One number is the whole answer: how many lines of the records include "Setup".

▶ Supplied material
____________

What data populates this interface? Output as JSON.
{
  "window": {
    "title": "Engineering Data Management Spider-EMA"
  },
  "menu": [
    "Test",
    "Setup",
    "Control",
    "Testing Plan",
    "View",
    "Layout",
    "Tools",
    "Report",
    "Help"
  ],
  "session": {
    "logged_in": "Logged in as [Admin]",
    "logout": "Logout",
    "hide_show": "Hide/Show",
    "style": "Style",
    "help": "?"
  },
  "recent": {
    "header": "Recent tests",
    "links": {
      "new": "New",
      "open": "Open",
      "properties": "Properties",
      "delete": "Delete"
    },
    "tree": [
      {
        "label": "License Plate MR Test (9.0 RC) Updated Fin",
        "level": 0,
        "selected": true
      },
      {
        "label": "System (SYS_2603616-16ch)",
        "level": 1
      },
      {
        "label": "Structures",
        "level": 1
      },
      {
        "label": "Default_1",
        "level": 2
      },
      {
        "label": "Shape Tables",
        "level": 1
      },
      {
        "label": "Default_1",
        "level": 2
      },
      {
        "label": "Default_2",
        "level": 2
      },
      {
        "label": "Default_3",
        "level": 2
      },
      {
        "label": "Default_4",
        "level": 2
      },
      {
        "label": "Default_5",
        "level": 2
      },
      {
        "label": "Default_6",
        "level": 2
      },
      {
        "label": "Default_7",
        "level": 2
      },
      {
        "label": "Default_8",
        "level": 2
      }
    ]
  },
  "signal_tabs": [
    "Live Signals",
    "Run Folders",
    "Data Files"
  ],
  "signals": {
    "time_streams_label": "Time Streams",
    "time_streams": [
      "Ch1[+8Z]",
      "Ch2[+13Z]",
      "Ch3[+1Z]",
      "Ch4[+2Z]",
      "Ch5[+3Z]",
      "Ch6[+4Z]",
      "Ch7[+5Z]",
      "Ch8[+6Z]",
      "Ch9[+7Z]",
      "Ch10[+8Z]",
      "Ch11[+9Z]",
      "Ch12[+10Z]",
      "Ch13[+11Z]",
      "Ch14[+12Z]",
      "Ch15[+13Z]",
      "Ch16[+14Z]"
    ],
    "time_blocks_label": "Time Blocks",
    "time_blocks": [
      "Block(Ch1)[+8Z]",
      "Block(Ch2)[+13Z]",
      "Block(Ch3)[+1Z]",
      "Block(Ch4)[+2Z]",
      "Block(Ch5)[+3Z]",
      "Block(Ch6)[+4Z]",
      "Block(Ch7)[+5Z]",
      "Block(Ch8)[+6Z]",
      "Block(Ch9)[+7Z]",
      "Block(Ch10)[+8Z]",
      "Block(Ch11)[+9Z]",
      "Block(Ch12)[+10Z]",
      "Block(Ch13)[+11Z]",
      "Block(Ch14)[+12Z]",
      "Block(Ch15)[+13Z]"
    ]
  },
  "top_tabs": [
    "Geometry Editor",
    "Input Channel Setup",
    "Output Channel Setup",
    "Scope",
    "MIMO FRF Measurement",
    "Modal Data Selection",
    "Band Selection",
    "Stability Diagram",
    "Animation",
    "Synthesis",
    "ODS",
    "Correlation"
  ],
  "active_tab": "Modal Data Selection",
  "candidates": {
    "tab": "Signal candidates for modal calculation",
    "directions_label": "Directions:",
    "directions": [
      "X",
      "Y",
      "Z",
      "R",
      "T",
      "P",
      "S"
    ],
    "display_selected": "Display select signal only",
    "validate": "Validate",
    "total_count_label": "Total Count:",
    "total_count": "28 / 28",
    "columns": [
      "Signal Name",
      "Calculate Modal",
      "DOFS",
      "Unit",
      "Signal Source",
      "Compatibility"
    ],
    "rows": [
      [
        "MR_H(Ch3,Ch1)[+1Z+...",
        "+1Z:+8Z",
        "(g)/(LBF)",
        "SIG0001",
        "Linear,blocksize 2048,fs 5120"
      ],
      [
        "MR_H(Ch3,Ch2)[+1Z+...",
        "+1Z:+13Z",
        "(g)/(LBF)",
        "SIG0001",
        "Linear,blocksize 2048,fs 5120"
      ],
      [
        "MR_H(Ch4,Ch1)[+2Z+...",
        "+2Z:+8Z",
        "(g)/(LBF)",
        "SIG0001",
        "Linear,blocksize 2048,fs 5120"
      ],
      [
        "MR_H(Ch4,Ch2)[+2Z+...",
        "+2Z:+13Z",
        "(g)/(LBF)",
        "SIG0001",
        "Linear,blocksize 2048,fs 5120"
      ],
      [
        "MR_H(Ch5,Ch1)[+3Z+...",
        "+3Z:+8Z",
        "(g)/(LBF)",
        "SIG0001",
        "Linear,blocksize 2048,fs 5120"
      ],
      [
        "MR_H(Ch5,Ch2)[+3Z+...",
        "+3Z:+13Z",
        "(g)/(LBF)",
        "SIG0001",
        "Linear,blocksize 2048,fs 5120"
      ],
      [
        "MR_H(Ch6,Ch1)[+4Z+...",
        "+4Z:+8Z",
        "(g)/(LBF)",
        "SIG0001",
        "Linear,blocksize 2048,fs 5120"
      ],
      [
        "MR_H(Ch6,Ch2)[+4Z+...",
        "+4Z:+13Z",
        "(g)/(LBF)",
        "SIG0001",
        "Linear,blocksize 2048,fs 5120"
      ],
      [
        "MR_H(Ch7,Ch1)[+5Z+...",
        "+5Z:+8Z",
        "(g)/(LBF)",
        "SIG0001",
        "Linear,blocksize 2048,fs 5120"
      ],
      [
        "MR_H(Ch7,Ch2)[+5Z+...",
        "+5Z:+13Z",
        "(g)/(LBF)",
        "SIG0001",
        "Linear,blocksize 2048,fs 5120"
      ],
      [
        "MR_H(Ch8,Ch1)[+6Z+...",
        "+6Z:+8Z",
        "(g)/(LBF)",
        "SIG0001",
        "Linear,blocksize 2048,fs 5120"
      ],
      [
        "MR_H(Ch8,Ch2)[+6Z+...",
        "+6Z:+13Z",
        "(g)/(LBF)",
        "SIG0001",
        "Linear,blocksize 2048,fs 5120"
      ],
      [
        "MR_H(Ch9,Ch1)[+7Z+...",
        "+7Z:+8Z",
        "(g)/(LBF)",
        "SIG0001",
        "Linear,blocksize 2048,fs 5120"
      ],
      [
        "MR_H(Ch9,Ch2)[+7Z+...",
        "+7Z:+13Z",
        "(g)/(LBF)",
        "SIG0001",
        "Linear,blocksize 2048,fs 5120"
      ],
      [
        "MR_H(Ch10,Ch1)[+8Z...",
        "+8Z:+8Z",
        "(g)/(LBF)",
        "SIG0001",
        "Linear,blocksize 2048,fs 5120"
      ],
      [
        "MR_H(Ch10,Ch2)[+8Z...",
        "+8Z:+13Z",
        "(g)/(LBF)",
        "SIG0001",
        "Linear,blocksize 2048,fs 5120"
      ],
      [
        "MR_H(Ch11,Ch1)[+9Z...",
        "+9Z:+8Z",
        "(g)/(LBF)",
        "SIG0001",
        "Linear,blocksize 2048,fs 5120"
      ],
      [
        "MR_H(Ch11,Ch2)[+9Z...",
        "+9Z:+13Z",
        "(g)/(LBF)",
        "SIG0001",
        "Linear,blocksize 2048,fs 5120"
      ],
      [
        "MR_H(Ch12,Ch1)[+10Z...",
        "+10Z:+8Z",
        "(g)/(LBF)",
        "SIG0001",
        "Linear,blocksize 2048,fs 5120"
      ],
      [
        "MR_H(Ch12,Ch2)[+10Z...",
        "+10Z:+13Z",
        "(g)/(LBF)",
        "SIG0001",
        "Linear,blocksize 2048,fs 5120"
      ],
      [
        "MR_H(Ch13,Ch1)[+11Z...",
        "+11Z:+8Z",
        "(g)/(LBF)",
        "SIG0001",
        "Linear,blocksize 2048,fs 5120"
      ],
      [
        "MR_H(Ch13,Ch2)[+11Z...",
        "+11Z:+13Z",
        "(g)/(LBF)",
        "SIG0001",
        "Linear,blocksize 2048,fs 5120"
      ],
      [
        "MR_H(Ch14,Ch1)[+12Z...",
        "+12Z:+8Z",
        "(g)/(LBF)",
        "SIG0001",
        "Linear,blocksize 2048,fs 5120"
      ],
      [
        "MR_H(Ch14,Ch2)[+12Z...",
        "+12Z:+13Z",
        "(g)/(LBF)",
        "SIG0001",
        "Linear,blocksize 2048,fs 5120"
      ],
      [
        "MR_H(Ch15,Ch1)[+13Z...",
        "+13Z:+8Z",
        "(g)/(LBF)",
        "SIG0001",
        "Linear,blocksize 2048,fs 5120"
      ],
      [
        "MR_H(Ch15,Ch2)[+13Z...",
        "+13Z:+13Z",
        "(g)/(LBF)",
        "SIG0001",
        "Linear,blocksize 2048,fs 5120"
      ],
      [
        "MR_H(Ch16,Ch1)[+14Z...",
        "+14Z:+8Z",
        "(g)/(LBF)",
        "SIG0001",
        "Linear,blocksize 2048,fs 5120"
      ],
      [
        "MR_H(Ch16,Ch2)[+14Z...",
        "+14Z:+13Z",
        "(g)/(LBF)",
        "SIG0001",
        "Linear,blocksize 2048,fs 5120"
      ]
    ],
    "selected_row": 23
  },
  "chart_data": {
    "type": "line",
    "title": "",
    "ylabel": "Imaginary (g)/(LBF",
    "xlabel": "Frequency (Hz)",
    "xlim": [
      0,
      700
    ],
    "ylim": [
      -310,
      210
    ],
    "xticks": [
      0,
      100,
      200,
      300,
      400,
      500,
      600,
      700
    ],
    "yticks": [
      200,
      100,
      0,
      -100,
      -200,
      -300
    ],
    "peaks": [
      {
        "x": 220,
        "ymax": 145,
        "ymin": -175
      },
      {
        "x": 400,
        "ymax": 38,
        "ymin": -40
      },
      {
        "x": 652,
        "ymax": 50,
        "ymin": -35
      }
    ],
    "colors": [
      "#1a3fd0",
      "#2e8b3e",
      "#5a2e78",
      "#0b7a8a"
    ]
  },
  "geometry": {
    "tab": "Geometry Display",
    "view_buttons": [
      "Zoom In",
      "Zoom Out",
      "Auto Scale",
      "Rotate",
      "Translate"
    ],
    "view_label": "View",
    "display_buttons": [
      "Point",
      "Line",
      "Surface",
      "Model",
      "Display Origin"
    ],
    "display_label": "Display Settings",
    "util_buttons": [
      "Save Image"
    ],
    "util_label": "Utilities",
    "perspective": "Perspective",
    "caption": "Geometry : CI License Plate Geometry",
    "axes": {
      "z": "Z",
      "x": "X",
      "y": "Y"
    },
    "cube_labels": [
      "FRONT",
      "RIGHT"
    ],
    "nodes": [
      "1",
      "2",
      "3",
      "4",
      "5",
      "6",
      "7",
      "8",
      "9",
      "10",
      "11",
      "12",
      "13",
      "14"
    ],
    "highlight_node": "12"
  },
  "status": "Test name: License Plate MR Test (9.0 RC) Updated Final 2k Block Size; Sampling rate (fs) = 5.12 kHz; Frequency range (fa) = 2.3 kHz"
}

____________

▶ Reply
3